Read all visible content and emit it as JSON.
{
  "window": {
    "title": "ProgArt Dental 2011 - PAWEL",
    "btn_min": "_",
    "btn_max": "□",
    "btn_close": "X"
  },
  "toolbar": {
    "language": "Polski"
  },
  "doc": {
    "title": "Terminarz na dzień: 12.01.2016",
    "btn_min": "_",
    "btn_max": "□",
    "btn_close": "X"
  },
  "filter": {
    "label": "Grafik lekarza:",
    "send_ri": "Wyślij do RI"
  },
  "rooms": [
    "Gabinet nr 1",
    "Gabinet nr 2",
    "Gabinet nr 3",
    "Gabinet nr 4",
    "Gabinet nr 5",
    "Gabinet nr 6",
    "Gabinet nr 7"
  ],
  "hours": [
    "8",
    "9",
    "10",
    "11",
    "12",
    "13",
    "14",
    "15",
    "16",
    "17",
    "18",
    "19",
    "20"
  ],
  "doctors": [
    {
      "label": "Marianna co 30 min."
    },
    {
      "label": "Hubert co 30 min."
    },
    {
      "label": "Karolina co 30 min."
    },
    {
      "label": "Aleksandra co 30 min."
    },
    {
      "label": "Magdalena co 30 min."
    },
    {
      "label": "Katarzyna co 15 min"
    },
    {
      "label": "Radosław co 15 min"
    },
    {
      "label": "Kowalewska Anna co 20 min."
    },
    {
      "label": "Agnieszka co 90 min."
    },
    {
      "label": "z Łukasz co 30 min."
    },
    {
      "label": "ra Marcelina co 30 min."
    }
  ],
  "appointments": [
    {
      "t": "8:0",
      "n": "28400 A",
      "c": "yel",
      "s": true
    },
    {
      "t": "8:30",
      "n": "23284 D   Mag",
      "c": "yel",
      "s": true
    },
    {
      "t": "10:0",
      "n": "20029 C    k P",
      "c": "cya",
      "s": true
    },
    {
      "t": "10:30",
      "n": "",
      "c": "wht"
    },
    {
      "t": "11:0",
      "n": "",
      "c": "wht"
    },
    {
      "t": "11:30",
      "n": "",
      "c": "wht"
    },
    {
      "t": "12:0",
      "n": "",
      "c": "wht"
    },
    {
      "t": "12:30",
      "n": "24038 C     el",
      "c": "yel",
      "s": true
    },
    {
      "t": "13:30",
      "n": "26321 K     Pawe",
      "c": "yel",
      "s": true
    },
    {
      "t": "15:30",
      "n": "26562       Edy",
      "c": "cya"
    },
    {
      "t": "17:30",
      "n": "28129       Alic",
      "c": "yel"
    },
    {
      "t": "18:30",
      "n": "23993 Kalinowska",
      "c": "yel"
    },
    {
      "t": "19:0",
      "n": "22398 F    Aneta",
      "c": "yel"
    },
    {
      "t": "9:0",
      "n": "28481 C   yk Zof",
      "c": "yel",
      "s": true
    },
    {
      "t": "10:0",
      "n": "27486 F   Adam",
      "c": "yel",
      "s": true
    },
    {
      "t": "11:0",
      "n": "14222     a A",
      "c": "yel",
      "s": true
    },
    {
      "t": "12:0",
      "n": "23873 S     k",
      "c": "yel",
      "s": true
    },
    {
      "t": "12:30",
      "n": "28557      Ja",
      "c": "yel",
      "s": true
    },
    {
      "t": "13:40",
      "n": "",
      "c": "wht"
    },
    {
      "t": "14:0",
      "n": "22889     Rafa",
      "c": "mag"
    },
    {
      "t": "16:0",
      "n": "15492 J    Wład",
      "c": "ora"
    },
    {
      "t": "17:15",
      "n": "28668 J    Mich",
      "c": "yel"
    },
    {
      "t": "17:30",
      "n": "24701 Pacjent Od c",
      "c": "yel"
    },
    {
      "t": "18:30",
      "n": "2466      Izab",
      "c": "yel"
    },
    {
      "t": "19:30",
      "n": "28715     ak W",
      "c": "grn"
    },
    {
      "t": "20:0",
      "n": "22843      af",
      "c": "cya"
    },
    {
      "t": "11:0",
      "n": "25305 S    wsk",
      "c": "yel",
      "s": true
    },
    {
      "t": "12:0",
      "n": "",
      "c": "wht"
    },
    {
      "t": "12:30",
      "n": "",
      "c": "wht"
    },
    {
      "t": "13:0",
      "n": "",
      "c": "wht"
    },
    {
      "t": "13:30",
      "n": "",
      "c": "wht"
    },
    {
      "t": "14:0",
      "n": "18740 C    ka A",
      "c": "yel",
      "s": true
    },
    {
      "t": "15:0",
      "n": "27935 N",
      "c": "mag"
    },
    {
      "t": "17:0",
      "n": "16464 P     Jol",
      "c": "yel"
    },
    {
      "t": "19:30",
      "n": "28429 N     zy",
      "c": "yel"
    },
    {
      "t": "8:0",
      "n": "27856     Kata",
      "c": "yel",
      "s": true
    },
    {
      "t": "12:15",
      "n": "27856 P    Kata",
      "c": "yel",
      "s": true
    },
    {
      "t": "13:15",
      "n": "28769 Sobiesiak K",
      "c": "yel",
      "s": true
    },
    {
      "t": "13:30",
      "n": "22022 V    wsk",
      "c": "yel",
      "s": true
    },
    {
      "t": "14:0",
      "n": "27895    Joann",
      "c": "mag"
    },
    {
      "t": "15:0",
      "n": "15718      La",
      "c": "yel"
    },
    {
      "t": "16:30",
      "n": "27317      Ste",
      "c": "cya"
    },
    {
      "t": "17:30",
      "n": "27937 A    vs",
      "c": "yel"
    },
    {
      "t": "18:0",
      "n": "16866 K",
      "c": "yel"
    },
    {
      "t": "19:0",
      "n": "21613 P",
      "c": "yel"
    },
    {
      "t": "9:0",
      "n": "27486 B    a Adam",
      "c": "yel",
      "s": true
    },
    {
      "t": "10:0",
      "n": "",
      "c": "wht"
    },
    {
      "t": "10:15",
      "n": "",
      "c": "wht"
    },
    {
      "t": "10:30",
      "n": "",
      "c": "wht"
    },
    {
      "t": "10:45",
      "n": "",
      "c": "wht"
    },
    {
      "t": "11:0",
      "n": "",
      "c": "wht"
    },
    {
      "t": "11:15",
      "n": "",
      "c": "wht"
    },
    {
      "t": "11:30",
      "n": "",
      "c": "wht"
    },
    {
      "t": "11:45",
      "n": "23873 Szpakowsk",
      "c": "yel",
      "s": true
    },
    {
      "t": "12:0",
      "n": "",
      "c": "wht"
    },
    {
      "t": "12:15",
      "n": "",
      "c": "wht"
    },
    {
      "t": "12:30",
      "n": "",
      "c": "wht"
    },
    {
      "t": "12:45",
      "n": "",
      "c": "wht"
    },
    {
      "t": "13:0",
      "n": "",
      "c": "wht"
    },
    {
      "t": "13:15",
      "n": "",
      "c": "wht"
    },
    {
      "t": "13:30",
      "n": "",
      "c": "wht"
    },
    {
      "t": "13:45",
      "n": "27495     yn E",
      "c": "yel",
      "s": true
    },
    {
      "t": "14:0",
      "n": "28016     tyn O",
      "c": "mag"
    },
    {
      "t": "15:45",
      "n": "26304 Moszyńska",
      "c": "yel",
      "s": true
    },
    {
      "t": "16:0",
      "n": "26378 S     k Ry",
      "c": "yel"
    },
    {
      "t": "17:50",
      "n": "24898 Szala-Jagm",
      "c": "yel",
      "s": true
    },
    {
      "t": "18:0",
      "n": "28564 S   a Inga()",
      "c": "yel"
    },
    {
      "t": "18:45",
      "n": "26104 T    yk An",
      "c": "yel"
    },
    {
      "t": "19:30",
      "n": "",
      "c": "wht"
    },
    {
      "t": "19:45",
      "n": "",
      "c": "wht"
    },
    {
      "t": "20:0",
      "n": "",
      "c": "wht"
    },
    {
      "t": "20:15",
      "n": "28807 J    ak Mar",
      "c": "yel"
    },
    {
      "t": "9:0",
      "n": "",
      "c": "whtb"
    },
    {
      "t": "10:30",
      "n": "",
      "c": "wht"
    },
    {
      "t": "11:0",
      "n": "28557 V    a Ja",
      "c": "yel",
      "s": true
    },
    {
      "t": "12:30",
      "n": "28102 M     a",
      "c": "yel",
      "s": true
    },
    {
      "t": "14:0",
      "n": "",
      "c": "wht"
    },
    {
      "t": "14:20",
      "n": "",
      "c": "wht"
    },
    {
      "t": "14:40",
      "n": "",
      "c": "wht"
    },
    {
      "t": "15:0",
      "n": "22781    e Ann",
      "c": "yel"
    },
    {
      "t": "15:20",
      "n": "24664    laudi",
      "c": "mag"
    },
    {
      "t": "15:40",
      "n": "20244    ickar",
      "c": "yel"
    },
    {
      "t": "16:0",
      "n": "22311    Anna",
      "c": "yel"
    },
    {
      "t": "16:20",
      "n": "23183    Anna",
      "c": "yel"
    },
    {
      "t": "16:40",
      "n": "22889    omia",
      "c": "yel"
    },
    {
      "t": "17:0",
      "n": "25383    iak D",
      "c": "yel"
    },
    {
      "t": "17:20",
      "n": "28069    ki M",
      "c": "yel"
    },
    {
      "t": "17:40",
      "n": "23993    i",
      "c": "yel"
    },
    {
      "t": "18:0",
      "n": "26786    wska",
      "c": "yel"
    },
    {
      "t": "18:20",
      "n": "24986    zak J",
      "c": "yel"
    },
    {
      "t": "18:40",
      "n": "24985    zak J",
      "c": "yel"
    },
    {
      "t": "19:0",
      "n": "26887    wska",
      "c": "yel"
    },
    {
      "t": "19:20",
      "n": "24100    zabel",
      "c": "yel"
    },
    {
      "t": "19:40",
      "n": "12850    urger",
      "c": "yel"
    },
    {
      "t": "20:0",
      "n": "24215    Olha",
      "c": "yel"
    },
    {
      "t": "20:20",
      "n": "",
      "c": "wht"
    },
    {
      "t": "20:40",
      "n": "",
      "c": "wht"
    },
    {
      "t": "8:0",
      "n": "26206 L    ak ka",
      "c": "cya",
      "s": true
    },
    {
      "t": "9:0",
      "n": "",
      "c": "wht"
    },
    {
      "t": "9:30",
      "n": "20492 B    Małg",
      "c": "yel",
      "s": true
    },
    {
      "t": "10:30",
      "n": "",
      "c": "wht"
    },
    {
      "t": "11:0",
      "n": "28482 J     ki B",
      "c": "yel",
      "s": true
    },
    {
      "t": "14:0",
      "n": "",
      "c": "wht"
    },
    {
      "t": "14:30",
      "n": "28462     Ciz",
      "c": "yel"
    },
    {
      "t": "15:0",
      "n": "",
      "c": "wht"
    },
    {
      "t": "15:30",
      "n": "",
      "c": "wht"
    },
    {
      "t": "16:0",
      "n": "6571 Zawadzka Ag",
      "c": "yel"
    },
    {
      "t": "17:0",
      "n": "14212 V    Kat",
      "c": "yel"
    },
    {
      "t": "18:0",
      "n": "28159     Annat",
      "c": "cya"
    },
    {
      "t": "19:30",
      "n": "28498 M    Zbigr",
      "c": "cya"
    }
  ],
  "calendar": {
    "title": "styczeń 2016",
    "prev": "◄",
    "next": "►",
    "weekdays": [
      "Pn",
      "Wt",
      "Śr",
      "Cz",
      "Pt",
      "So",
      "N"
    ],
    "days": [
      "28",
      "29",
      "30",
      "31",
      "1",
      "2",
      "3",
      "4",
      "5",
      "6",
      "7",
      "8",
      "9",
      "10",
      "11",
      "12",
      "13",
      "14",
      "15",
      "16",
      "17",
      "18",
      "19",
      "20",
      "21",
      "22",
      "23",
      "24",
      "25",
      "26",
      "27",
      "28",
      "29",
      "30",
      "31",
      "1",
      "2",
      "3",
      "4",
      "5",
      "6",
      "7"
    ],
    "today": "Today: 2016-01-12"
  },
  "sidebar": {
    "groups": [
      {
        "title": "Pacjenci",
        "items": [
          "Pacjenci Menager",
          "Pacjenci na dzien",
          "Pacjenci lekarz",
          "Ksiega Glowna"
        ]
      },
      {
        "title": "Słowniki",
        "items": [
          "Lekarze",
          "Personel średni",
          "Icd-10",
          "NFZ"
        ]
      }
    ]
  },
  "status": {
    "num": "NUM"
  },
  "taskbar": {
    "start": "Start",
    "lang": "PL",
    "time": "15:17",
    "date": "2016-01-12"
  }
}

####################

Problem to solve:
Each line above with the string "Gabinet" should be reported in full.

Solution to the exercise:
    "Gabinet nr 1",
    "Gabinet nr 2",
    "Gabinet nr 3",
    "Gabinet nr 4",
    "Gabinet nr 5",
    "Gabinet nr 6",
    "Gabinet nr 7"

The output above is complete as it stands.